Mars won’t be locked inside its Capricornus cage for very long. Each passing night it edges eastward (to the left from the northern hemisphere) and further north as it orbits the sun. If you watch closely and compare the planet’s night-by-night position with stars in the figure, you can actually see Mars move in 24 hours. Don’t wait too long — by Halloween, the planet will have fled

The Greek alphabet.

But first you have to find Capricornus, and it’s not a bright constellation. Good thing Mars is there. Starting at the planet, look a little more than one outstretched fist to the upper right to find a pair of 3rd magnitude stars, Alpha and Beta Capricorni. Now, return to Mars and look a little more than a fist to the upper left to spot Delta Cap (short for Capricorni). Delta is the brightest star in the constellation by a hair. Second brightest is Beta and third brightest, Alpha.

Usually, a constellation’s brightest star is Alpha, followed by Beta then Gamma and so on. Usually. But sometimes a star’s position in the sky is more important than splitting hairs about its brightness. To the ancients, stars had other important qualities besides just brightness. Position mattered, too.

That’s the case with Alpha Cap, which got the designation because it’s the brightest, westernmost star in the figure. While it sets before the others, it also is the first to rise, lending it notoriety.

Beta really is Capricornus’ second brightest star, and having it right next to Alpha makes for a convenient, easy-to-remember Alpha-Beta pairing.

The lazy triangle of Capricornus represents a “sea goat” to those with a good imagination and dark skies. Urania’s Mirror/Sidney Hall

Astronomer James Kaler once wrote: “Omega stars,” those named with the last letter of the Greek alphabet, get little respect.” That may be true but Capricornus’ Omega takes a prominent position in the constellation because it marks the bottom apex of a triangle formed by Delta and the Alpha-Beta duo. If you can find the basic triangular outline, with or without the fainter “filler” stars, congratulations!

Most people, if they look closely on a clear night, can split Alpha into two stars with the naked eye. Binoculars make it easy work. The two Alpha stars form an “optical double,” two unrelated stars seen along the same line of sight.  Alpha-1, the fainter, is 690 light years from Earth and Alpha-2, 109 light years. Despite appearances, Alpha-1 is a supergiant star 930 times brighter than the sun. Alpha-2 is likewise a giant star 43 times more luminous than the sun. Alpha is also known by its proper name Algedi and Beta as Dabih. Stellarium with additions by the author
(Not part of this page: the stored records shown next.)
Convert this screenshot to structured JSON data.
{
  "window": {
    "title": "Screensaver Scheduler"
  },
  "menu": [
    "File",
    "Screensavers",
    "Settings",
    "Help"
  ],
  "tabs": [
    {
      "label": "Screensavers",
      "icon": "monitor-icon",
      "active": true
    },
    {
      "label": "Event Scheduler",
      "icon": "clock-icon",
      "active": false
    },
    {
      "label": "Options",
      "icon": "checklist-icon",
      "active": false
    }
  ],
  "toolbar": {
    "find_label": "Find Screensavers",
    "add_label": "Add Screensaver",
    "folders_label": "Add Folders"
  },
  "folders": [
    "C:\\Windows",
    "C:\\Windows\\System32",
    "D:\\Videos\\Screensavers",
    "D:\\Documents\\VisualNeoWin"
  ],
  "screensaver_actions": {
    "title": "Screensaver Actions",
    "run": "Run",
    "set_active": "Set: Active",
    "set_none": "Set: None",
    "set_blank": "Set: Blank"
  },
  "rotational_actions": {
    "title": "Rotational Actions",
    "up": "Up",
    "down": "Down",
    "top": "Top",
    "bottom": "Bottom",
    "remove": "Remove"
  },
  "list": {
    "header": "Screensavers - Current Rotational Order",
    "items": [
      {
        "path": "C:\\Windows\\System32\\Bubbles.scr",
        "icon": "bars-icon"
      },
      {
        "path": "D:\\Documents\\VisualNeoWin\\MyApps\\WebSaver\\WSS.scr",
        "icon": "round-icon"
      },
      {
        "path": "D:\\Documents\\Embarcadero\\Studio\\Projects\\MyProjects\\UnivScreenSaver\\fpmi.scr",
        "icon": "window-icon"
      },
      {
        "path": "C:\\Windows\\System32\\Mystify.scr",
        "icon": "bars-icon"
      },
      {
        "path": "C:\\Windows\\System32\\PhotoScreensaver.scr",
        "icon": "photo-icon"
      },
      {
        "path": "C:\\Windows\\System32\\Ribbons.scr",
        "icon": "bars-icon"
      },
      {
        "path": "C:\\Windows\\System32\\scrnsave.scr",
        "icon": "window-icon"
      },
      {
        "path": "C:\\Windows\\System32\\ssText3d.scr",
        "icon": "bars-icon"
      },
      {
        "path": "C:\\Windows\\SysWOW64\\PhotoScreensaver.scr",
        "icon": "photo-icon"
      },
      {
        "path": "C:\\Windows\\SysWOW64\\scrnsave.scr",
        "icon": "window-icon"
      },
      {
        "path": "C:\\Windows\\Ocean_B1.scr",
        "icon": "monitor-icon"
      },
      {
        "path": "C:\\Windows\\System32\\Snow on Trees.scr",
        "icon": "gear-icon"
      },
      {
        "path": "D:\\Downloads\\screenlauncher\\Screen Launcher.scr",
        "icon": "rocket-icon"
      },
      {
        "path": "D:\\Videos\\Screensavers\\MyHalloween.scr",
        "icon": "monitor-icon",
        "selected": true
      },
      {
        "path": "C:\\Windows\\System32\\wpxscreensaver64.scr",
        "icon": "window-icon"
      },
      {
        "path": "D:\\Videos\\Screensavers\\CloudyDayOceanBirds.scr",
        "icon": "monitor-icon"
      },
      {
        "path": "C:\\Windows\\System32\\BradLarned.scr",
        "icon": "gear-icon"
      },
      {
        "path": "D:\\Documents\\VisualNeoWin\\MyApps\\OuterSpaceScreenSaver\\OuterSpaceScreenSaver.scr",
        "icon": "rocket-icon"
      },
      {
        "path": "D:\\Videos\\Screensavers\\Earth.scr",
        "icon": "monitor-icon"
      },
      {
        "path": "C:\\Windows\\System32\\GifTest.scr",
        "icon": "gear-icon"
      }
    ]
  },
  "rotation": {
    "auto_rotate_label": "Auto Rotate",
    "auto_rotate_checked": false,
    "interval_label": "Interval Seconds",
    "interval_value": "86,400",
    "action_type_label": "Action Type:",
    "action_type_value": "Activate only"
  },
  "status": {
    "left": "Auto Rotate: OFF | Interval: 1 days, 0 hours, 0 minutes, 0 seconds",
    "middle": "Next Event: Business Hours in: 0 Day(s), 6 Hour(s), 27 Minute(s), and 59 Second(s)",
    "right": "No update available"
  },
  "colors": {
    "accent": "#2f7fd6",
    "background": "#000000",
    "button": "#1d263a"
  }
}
Capricornus is one of the most ancient constellations and represents a unique figure among the 88 groups, a creature that’s half goat and half fish. The myth comes to us from Mesopotamia from 5,000 years ago. Then, the figure represented the boat of the god Enki, the Sumerian god of water, wisdom and creation. Enki means “Lord of the Earth” and his symbols were the fish and the goat, both representations of fertility and identified with the constellation to this day.

Because all stars except the sun are so far away, their light takes from several to tens of thousands of years to reach our eyes. To look at a star is to look back in time. Capricornus telescopes time, taking us back across dozens of centuries to reconnect with one of the great cultures of the ancient world.